On Friday I eased up on the workshops a bit. I think I only attended two as I had my agent pitch that day and definitely wanted to seem fresh, not burned out. After another RWA luncheon with another amazing orator (Robyn Carr) and sadly more dry chicken, AND after a few outfit changes, I went down to the ballroom for my agent pitch. 

Oh boy. Walking through the lobby and into the ballroom, I honestly felt like I was walking towards the gallows. But the pitch wasn't painful at all. I don't really want to say much on this - don't want to jinx myself or anything. Sorry. Believe me, I'll be shouting it from the rooftops if this pans out. :-)  Anyway...

Saturday was more of the same. Workshops, an editor pitch and lots of chatting with some fascinating authors at all stages of their careers. I spent time getting to know RITA winners, writers who were just getting started on breaking into the industry and everyone in between. 

Just a random sign indicating the workshop inside. These were everywhere.

One thing I have to say is that despite all the forewarnings about sore feet, that was definitely not an issue for me. Course I didn't spent a whole lot of time standing in line and I had fairly comfortable shoes on - not the most comfortable ones I own, but definitely not my spiky heels or anything. Another thing I have to remark on is the incredible amount of books they give away during the conference! I had to mail a small box home to myself and, believe me, I was pretty conservative about picking up books. I'd have loved to go the whole hog, but I was concerned with when I'd find time to read them all! 

And then it was Saturday night and time for the awards banquet. I sat with the lovely ladies from the Chick Lit chapter of RWA and we had a great time before the awards began. About the awards... in a word... wow. Oh my goodness. If you took all the excitement and energy of the previous few days and multiplied it by ten, then you'll get some idea of the atmosphere that night. Each and every one of the Golden Heart and RITA winners was overwhelmed with her win, and the speeches were so touching, I felt myself almost starting to tear up a few times. The incredibly talented Joanna Bourne - if you recall, one of the authors from Absolute Write that I'd met up with earlier - took home a RITA for Best Historical novel. Cool, huh? Naturally I indulged in a few fantasies that night. Is it possible that someday I might be up on stage getting an award? You never know... 

Haha, when I started this blog, I'd planned on quickly summarizing what happened at the conference.
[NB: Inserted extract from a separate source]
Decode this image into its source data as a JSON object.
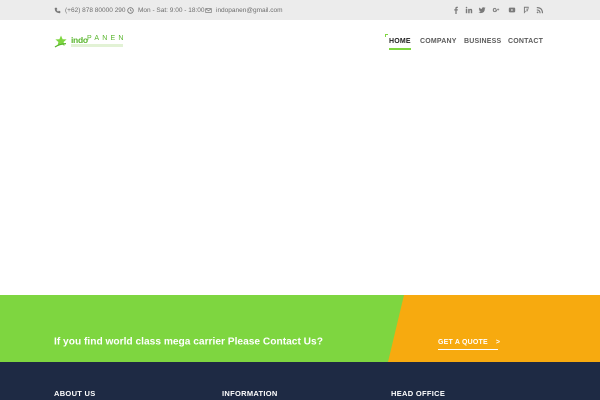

Fat chance! But to wrap this up, I'll just say:

Amazing energy, inspiration, encouragement, support, sisterhood and camaraderie, seeing/meeting my idols, learning that dreams can come true.